Nielsen Offers National Brands Private Label Protection
By Tom Ryan
Writing in Brandweek,
Tom Pirovano, director of industry insights,
The Nielsen Co.,
listed ten ways for marketers to protect their brands from private label – including
packaging changes, line extensions and cause marketing.
The first suggestion
involved touting “Health Claims” such as “Now with More Calcium.” Mr.
Pirovano wrote, “First
look for claims you can make without reformulations. Then consider
adding nutrients to add perceived value.”
The second emphasized
using “Unique Packaging.”
He noted Dean Milk Chugs’ success in a category dominated by private label.
Mr. Pirovano also said older shoppers may appreciate
packaging that is easier to open, re-seal and read.
For the third, “Line
Extensions,” he pointed out that the soda category has only 6.1 percent
private label share. Wrote Mr. Pirovano,
“Every year we see many new soda flavors, but very few really ‘new’
brands. In most stores, private label is left with limited SKUs
and shelf space.”
The remaining seven tips
Promote a Cause: Avoid
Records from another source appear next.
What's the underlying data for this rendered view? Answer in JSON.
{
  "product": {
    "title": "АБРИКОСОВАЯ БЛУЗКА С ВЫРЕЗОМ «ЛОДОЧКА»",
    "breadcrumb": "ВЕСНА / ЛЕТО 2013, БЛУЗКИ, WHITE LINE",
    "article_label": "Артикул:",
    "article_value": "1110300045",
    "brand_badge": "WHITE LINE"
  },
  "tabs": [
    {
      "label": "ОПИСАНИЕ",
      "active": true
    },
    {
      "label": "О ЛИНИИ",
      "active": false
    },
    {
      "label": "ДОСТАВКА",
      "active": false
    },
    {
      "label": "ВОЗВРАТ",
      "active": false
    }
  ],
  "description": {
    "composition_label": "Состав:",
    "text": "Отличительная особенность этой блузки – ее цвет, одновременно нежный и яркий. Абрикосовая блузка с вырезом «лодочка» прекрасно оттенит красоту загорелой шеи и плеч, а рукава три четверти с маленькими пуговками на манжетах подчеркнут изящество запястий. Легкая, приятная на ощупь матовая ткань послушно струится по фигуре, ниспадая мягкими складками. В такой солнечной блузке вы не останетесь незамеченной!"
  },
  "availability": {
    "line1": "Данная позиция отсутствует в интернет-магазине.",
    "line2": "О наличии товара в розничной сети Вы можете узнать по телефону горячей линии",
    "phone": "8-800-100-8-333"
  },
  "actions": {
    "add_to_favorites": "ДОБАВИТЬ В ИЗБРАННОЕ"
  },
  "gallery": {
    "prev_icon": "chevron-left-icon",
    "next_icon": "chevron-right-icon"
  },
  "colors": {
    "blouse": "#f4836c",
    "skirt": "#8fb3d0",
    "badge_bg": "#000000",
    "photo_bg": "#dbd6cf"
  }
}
just donating a percent of profits to a cause. Focus on building brand
awareness and getting customers involved.
Odd Ounces: Shifting
a 12 oz. package to 15 oz. makes comparing prices to store brands harder.
Own Value Brand: Mr. Pirovano pointed out that the
hair care category (only 2.2 percent private label share) has worked
this strategy particularly well.
Remind shoppers with packaging labels when a product is grown, processed
or warehoused locally.
Differentiate Yourself: Do
more to show “why it’s worth more than the store brand.”
Green Sizes: Formerly
known as “value sizes” or “club packs,” larger sizes
provide a value as well as a green message since most large pack sizes
use less packaging.
Keep Innovating: Whether
packaging, labeling, health claims or new flavors, changes “make your
brand difficult to copy” and “give shoppers a reason to spend
a little more on your brand.”
Which of Tom Pirovano’s suggestions do you
think are generally most effective for national brands looking to hold
market share against private labels? Do you have additional suggestions
of your own?